DATA FOR THIS TASK:

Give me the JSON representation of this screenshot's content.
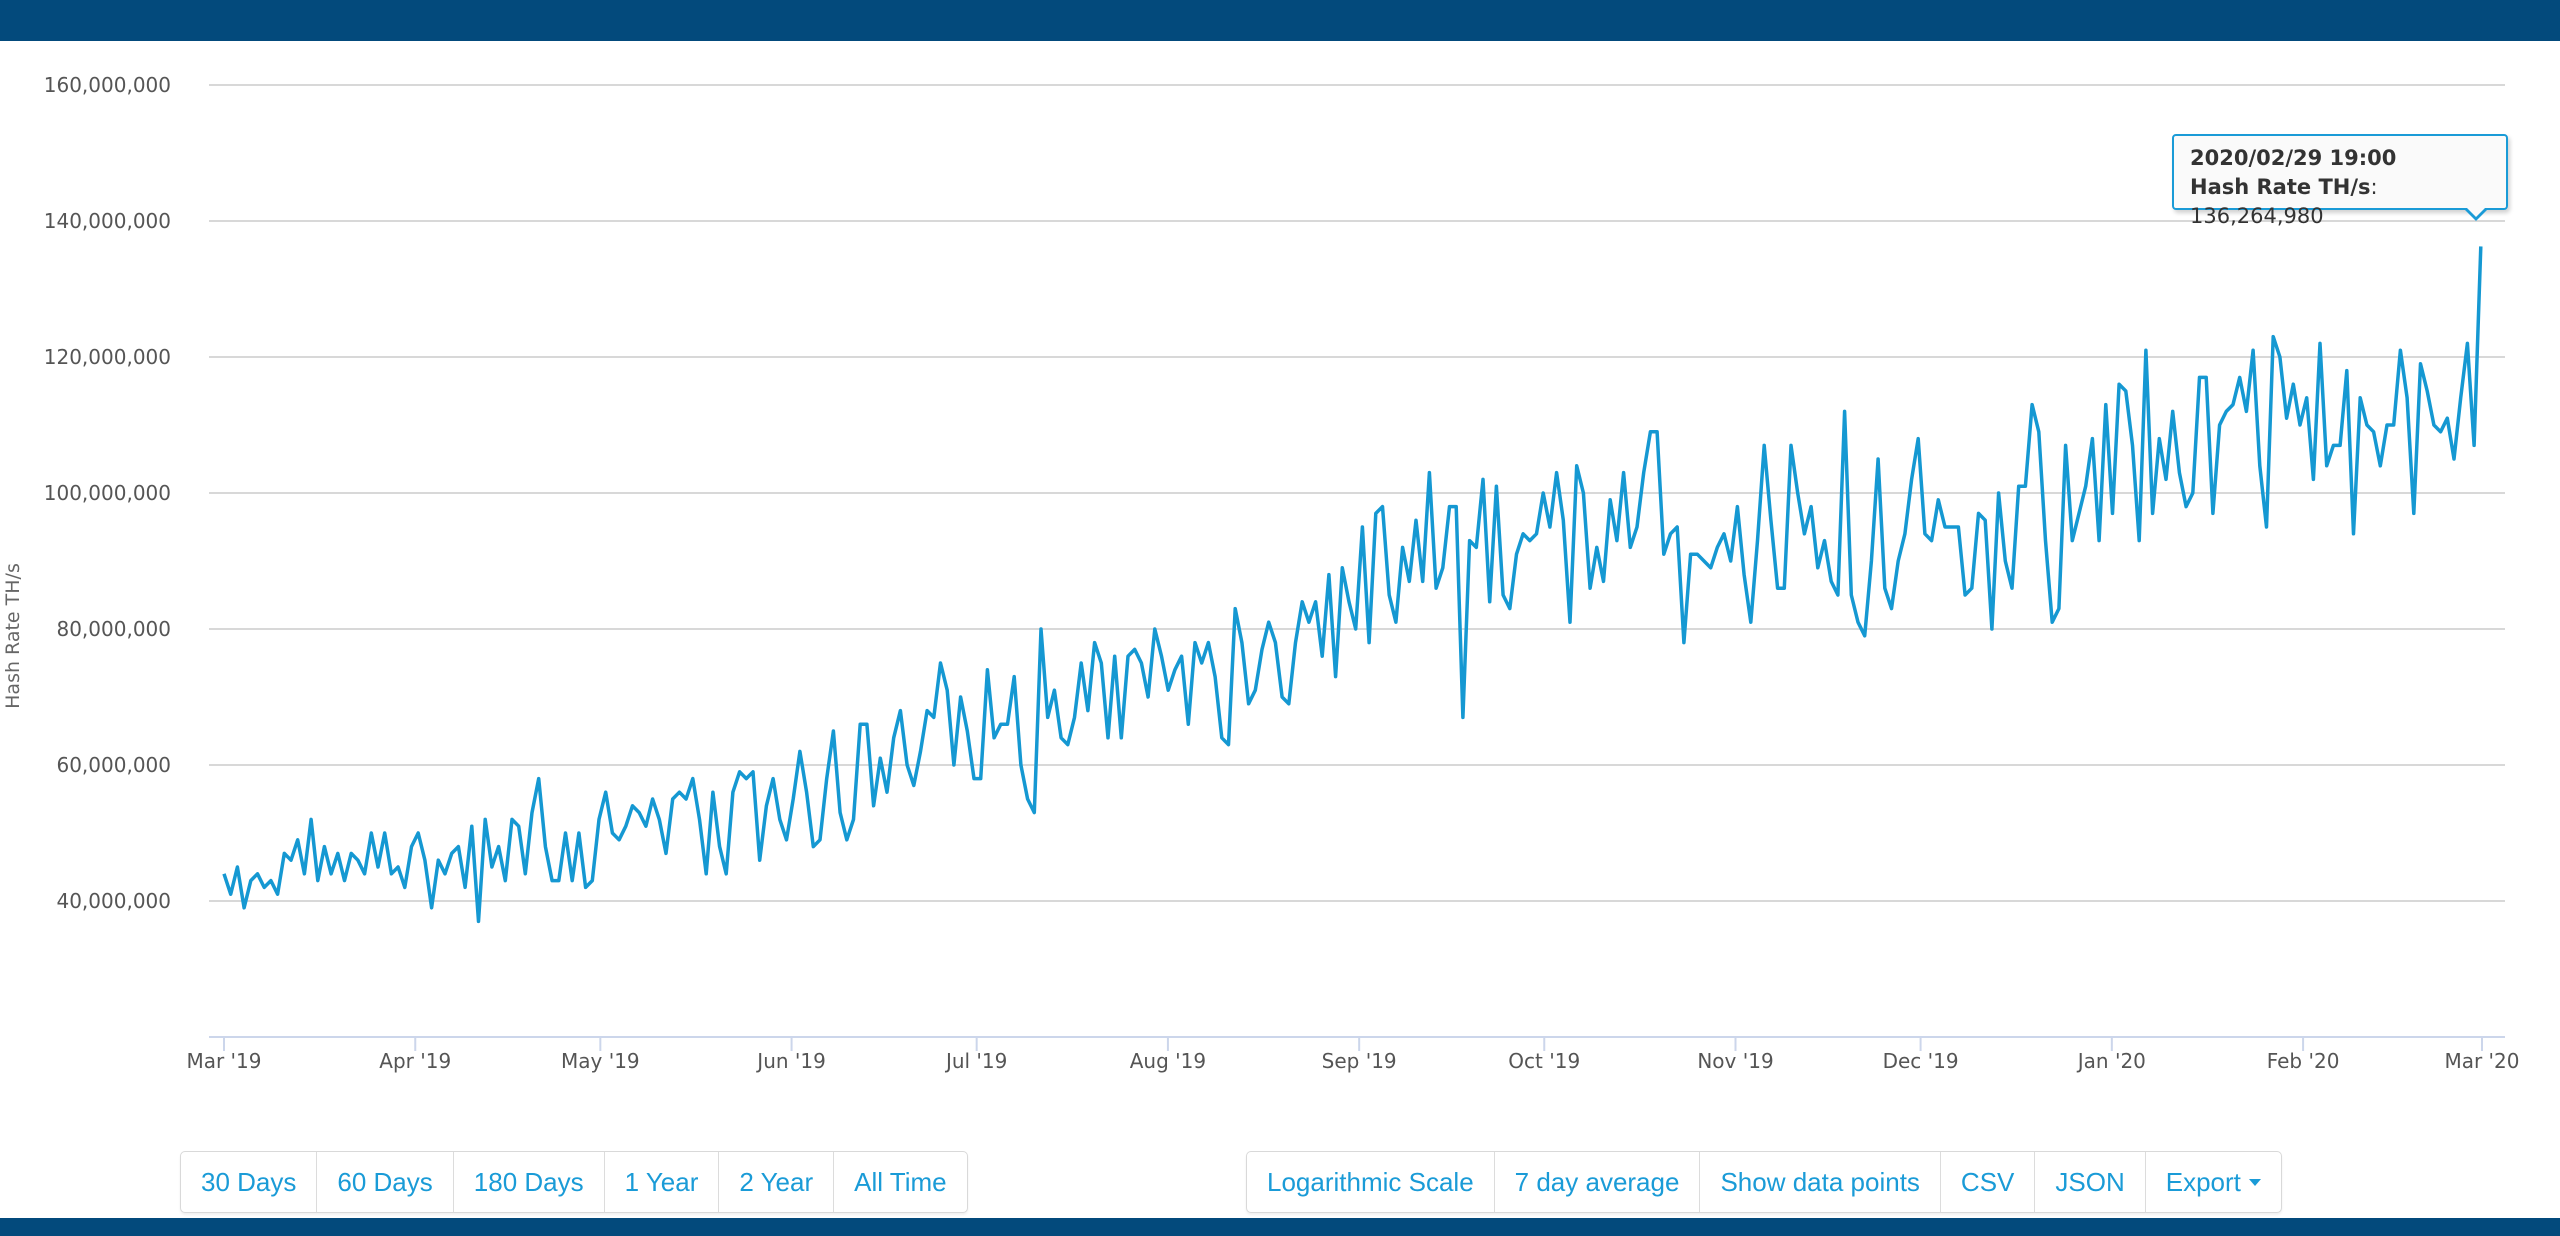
{
  "chart_data": {
    "type": "line",
    "ylabel": "Hash Rate TH/s",
    "xlabel": "",
    "ylim": [
      20000000,
      160000000
    ],
    "yticks": [
      40000000,
      60000000,
      80000000,
      100000000,
      120000000,
      140000000,
      160000000
    ],
    "ytick_labels": [
      "40,000,000",
      "60,000,000",
      "80,000,000",
      "100,000,000",
      "120,000,000",
      "140,000,000",
      "160,000,000"
    ],
    "grid": true,
    "x_start": "2019-03-01",
    "x_end": "2020-02-29T19:00",
    "x_range_days": 366,
    "xticks": [
      {
        "day": 0,
        "label": "Mar '19"
      },
      {
        "day": 31,
        "label": "Apr '19"
      },
      {
        "day": 61,
        "label": "May '19"
      },
      {
        "day": 92,
        "label": "Jun '19"
      },
      {
        "day": 122,
        "label": "Jul '19"
      },
      {
        "day": 153,
        "label": "Aug '19"
      },
      {
        "day": 184,
        "label": "Sep '19"
      },
      {
        "day": 214,
        "label": "Oct '19"
      },
      {
        "day": 245,
        "label": "Nov '19"
      },
      {
        "day": 275,
        "label": "Dec '19"
      },
      {
        "day": 306,
        "label": "Jan '20"
      },
      {
        "day": 337,
        "label": "Feb '20"
      },
      {
        "day": 366,
        "label": "Mar '20"
      }
    ],
    "series": [
      {
        "name": "Hash Rate TH/s",
        "color": "#1598d2",
        "unit_scale": 1000000,
        "values": [
          44,
          41,
          45,
          39,
          43,
          44,
          42,
          43,
          41,
          47,
          46,
          49,
          44,
          52,
          43,
          48,
          44,
          47,
          43,
          47,
          46,
          44,
          50,
          45,
          50,
          44,
          45,
          42,
          48,
          50,
          46,
          39,
          46,
          44,
          47,
          48,
          42,
          51,
          37,
          52,
          45,
          48,
          43,
          52,
          51,
          44,
          53,
          58,
          48,
          43,
          43,
          50,
          43,
          50,
          42,
          43,
          52,
          56,
          50,
          49,
          51,
          54,
          53,
          51,
          55,
          52,
          47,
          55,
          56,
          55,
          58,
          52,
          44,
          56,
          48,
          44,
          56,
          59,
          58,
          59,
          46,
          54,
          58,
          52,
          49,
          55,
          62,
          56,
          48,
          49,
          58,
          65,
          53,
          49,
          52,
          66,
          66,
          54,
          61,
          56,
          64,
          68,
          60,
          57,
          62,
          68,
          67,
          75,
          71,
          60,
          70,
          65,
          58,
          58,
          74,
          64,
          66,
          66,
          73,
          60,
          55,
          53,
          80,
          67,
          71,
          64,
          63,
          67,
          75,
          68,
          78,
          75,
          64,
          76,
          64,
          76,
          77,
          75,
          70,
          80,
          76,
          71,
          74,
          76,
          66,
          78,
          75,
          78,
          73,
          64,
          63,
          83,
          78,
          69,
          71,
          77,
          81,
          78,
          70,
          69,
          78,
          84,
          81,
          84,
          76,
          88,
          73,
          89,
          84,
          80,
          95,
          78,
          97,
          98,
          85,
          81,
          92,
          87,
          96,
          87,
          103,
          86,
          89,
          98,
          98,
          67,
          93,
          92,
          102,
          84,
          101,
          85,
          83,
          91,
          94,
          93,
          94,
          100,
          95,
          103,
          96,
          81,
          104,
          100,
          86,
          92,
          87,
          99,
          93,
          103,
          92,
          95,
          103,
          109,
          109,
          91,
          94,
          95,
          78,
          91,
          91,
          90,
          89,
          92,
          94,
          90,
          98,
          88,
          81,
          93,
          107,
          96,
          86,
          86,
          107,
          100,
          94,
          98,
          89,
          93,
          87,
          85,
          112,
          85,
          81,
          79,
          90,
          105,
          86,
          83,
          90,
          94,
          102,
          108,
          94,
          93,
          99,
          95,
          95,
          95,
          85,
          86,
          97,
          96,
          80,
          100,
          90,
          86,
          101,
          101,
          113,
          109,
          93,
          81,
          83,
          107,
          93,
          97,
          101,
          108,
          93,
          113,
          97,
          116,
          115,
          107,
          93,
          121,
          97,
          108,
          102,
          112,
          103,
          98,
          100,
          117,
          117,
          97,
          110,
          112,
          113,
          117,
          112,
          121,
          104,
          95,
          123,
          120,
          111,
          116,
          110,
          114,
          102,
          122,
          104,
          107,
          107,
          118,
          94,
          114,
          110,
          109,
          104,
          110,
          110,
          121,
          114,
          97,
          119,
          115,
          110,
          109,
          111,
          105,
          114,
          122,
          107,
          136.26498
        ]
      }
    ],
    "tooltip": {
      "date": "2020/02/29 19:00",
      "series_label": "Hash Rate TH/s",
      "separator": ": ",
      "value": "136,264,980"
    }
  },
  "range_buttons": [
    "30 Days",
    "60 Days",
    "180 Days",
    "1 Year",
    "2 Year",
    "All Time"
  ],
  "option_buttons": [
    "Logarithmic Scale",
    "7 day average",
    "Show data points",
    "CSV",
    "JSON"
  ],
  "export_button": "Export",
  "colors": {
    "header": "#034a7c",
    "accent": "#1a9bd7",
    "grid": "#d8d8d8"
  }
}
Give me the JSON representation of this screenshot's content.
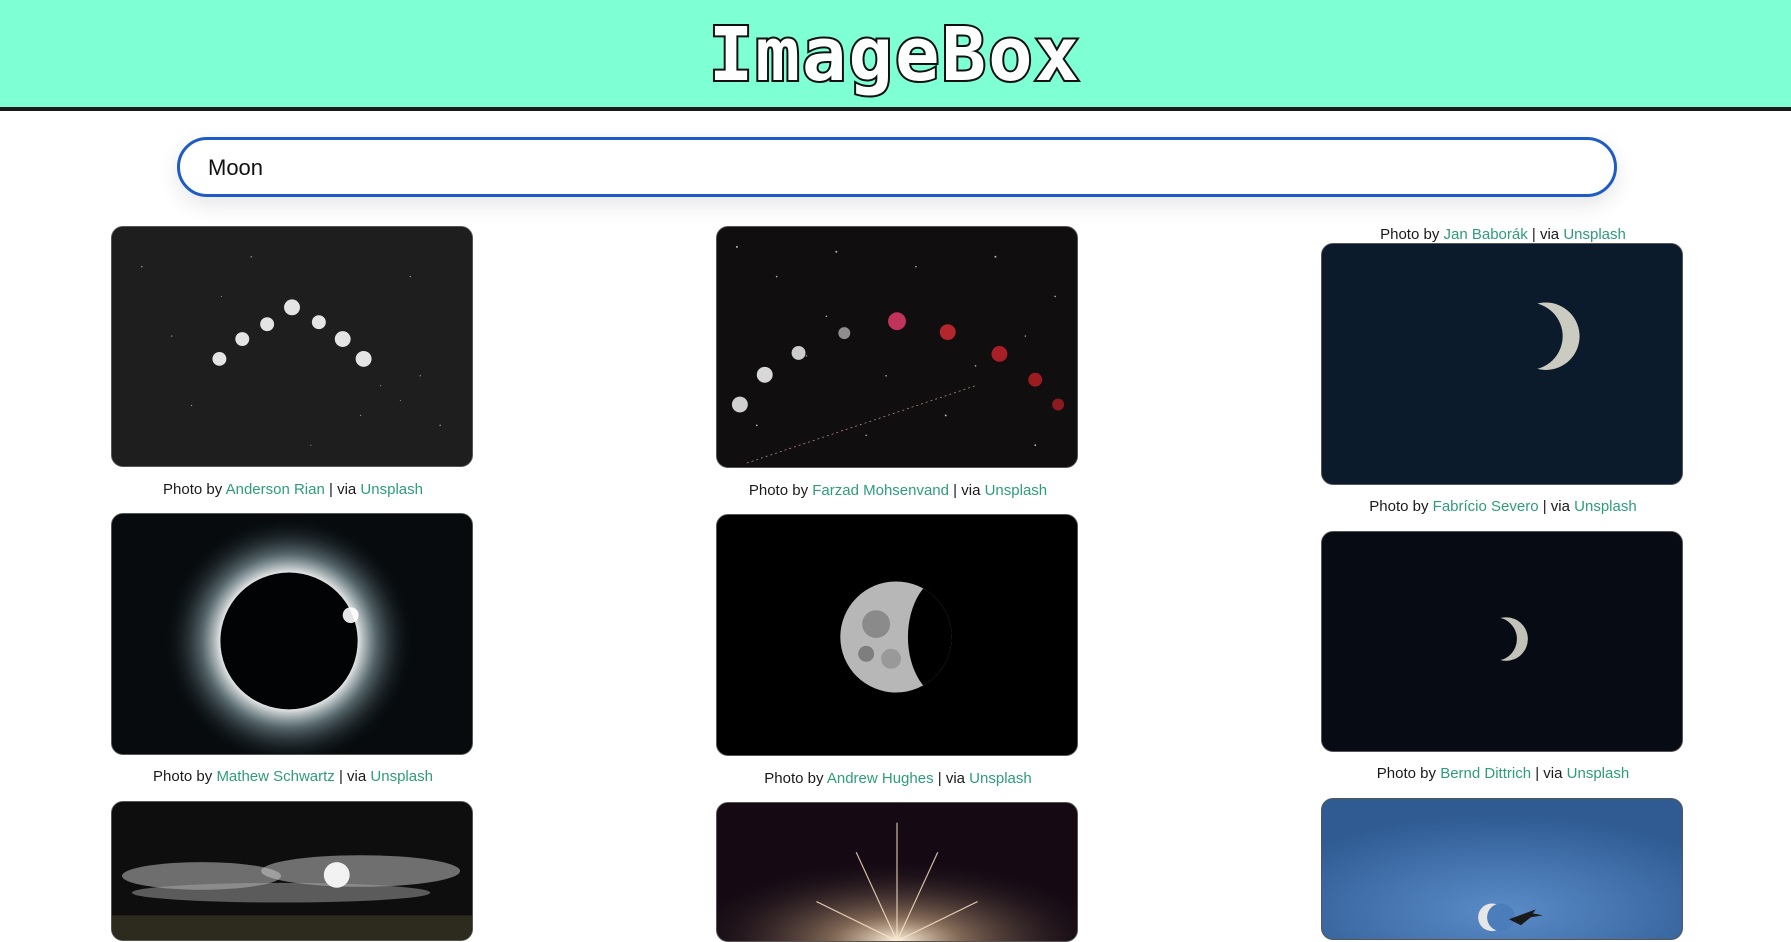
{
  "app": {
    "title": "ImageBox"
  },
  "search": {
    "value": "Moon",
    "placeholder": ""
  },
  "colors": {
    "header_bg": "#7fffd4",
    "link": "#2e9c7a",
    "search_border": "#1e5bc6"
  },
  "photos": [
    {
      "label": "Photo by",
      "author": "Anderson Rian",
      "via": "| via",
      "source": "Unsplash"
    },
    {
      "label": "Photo by",
      "author": "Farzad Mohsenvand",
      "via": "| via",
      "source": "Unsplash"
    },
    {
      "label": "Photo by",
      "author": "Jan Baborák",
      "via": "| via",
      "source": "Unsplash"
    },
    {
      "label": "Photo by",
      "author": "Mathew Schwartz",
      "via": "| via",
      "source": "Unsplash"
    },
    {
      "label": "Photo by",
      "author": "Andrew Hughes",
      "via": "| via",
      "source": "Unsplash"
    },
    {
      "label": "Photo by",
      "author": "Fabrício Severo",
      "via": "| via",
      "source": "Unsplash"
    },
    {
      "label": "Photo by",
      "author": "Bernd Dittrich",
      "via": "| via",
      "source": "Unsplash"
    }
  ]
}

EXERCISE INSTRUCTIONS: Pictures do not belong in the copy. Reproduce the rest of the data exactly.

RESPONSE AREA:
Give me the JSON representation of this screenshot's content.
{
  "chart_data": {
    "type": "line",
    "ylabel": "Hash Rate TH/s",
    "xlabel": "",
    "ylim": [
      20000000,
      160000000
    ],
    "yticks": [
      40000000,
      60000000,
      80000000,
      100000000,
      120000000,
      140000000,
      160000000
    ],
    "ytick_labels": [
      "40,000,000",
      "60,000,000",
      "80,000,000",
      "100,000,000",
      "120,000,000",
      "140,000,000",
      "160,000,000"
    ],
    "grid": true,
    "x_start": "2019-03-01",
    "x_end": "2020-02-29T19:00",
    "x_range_days": 366,
    "xticks": [
      {
        "day": 0,
        "label": "Mar '19"
      },
      {
        "day": 31,
        "label": "Apr '19"
      },
      {
        "day": 61,
        "label": "May '19"
      },
      {
        "day": 92,
        "label": "Jun '19"
      },
      {
        "day": 122,
        "label": "Jul '19"
      },
      {
        "day": 153,
        "label": "Aug '19"
      },
      {
        "day": 184,
        "label": "Sep '19"
      },
      {
        "day": 214,
        "label": "Oct '19"
      },
      {
        "day": 245,
        "label": "Nov '19"
      },
      {
        "day": 275,
        "label": "Dec '19"
      },
      {
        "day": 306,
        "label": "Jan '20"
      },
      {
        "day": 337,
        "label": "Feb '20"
      },
      {
        "day": 366,
        "label": "Mar '20"
      }
    ],
    "series": [
      {
        "name": "Hash Rate TH/s",
        "color": "#1598d2",
        "unit_scale": 1000000,
        "values": [
          44,
          41,
          45,
          39,
          43,
          44,
          42,
          43,
          41,
          47,
          46,
          49,
          44,
          52,
          43,
          48,
          44,
          47,
          43,
          47,
          46,
          44,
          50,
          45,
          50,
          44,
          45,
          42,
          48,
          50,
          46,
          39,
          46,
          44,
          47,
          48,
          42,
          51,
          37,
          52,
          45,
          48,
          43,
          52,
          51,
          44,
          53,
          58,
          48,
          43,
          43,
          50,
          43,
          50,
          42,
          43,
          52,
          56,
          50,
          49,
          51,
          54,
          53,
          51,
          55,
          52,
          47,
          55,
          56,
          55,
          58,
          52,
          44,
          56,
          48,
          44,
          56,
          59,
          58,
          59,
          46,
          54,
          58,
          52,
          49,
          55,
          62,
          56,
          48,
          49,
          58,
          65,
          53,
          49,
          52,
          66,
          66,
          54,
          61,
          56,
          64,
          68,
          60,
          57,
          62,
          68,
          67,
          75,
          71,
          60,
          70,
          65,
          58,
          58,
          74,
          64,
          66,
          66,
          73,
          60,
          55,
          53,
          80,
          67,
          71,
          64,
          63,
          67,
          75,
          68,
          78,
          75,
          64,
          76,
          64,
          76,
          77,
          75,
          70,
          80,
          76,
          71,
          74,
          76,
          66,
          78,
          75,
          78,
          73,
          64,
          63,
          83,
          78,
          69,
          71,
          77,
          81,
          78,
          70,
          69,
          78,
          84,
          81,
          84,
          76,
          88,
          73,
          89,
          84,
          80,
          95,
          78,
          97,
          98,
          85,
          81,
          92,
          87,
          96,
          87,
          103,
          86,
          89,
          98,
          98,
          67,
          93,
          92,
          102,
          84,
          101,
          85,
          83,
          91,
          94,
          93,
          94,
          100,
          95,
          103,
          96,
          81,
          104,
          100,
          86,
          92,
          87,
          99,
          93,
          103,
          92,
          95,
          103,
          109,
          109,
          91,
          94,
          95,
          78,
          91,
          91,
          90,
          89,
          92,
          94,
          90,
          98,
          88,
          81,
          93,
          107,
          96,
          86,
          86,
          107,
          100,
          94,
          98,
          89,
          93,
          87,
          85,
          112,
          85,
          81,
          79,
          90,
          105,
          86,
          83,
          90,
          94,
          102,
          108,
          94,
          93,
          99,
          95,
          95,
          95,
          85,
          86,
          97,
          96,
          80,
          100,
          90,
          86,
          101,
          101,
          113,
          109,
          93,
          81,
          83,
          107,
          93,
          97,
          101,
          108,
          93,
          113,
          97,
          116,
          115,
          107,
          93,
          121,
          97,
          108,
          102,
          112,
          103,
          98,
          100,
          117,
          117,
          97,
          110,
          112,
          113,
          117,
          112,
          121,
          104,
          95,
          123,
          120,
          111,
          116,
          110,
          114,
          102,
          122,
          104,
          107,
          107,
          118,
          94,
          114,
          110,
          109,
          104,
          110,
          110,
          121,
          114,
          97,
          119,
          115,
          110,
          109,
          111,
          105,
          114,
          122,
          107,
          136.26498
        ]
      }
    ],
    "tooltip": {
      "date": "2020/02/29 19:00",
      "series_label": "Hash Rate TH/s",
      "separator": ": ",
      "value": "136,264,980"
    }
  },
  "range_buttons": [
    "30 Days",
    "60 Days",
    "180 Days",
    "1 Year",
    "2 Year",
    "All Time"
  ],
  "option_buttons": [
    "Logarithmic Scale",
    "7 day average",
    "Show data points",
    "CSV",
    "JSON"
  ],
  "export_button": "Export",
  "colors": {
    "header": "#034a7c",
    "accent": "#1a9bd7",
    "grid": "#d8d8d8"
  }
}
Give me the JSON representation of this screenshot's content.
{
  "app": {
    "title": "ImageBox"
  },
  "search": {
    "value": "Moon",
    "placeholder": ""
  },
  "colors": {
    "header_bg": "#7fffd4",
    "link": "#2e9c7a",
    "search_border": "#1e5bc6"
  },
  "photos": [
    {
      "label": "Photo by",
      "author": "Anderson Rian",
      "via": "| via",
      "source": "Unsplash"
    },
    {
      "label": "Photo by",
      "author": "Farzad Mohsenvand",
      "via": "| via",
      "source": "Unsplash"
    },
    {
      "label": "Photo by",
      "author": "Jan Baborák",
      "via": "| via",
      "source": "Unsplash"
    },
    {
      "label": "Photo by",
      "author": "Mathew Schwartz",
      "via": "| via",
      "source": "Unsplash"
    },
    {
      "label": "Photo by",
      "author": "Andrew Hughes",
      "via": "| via",
      "source": "Unsplash"
    },
    {
      "label": "Photo by",
      "author": "Fabrício Severo",
      "via": "| via",
      "source": "Unsplash"
    },
    {
      "label": "Photo by",
      "author": "Bernd Dittrich",
      "via": "| via",
      "source": "Unsplash"
    }
  ]
}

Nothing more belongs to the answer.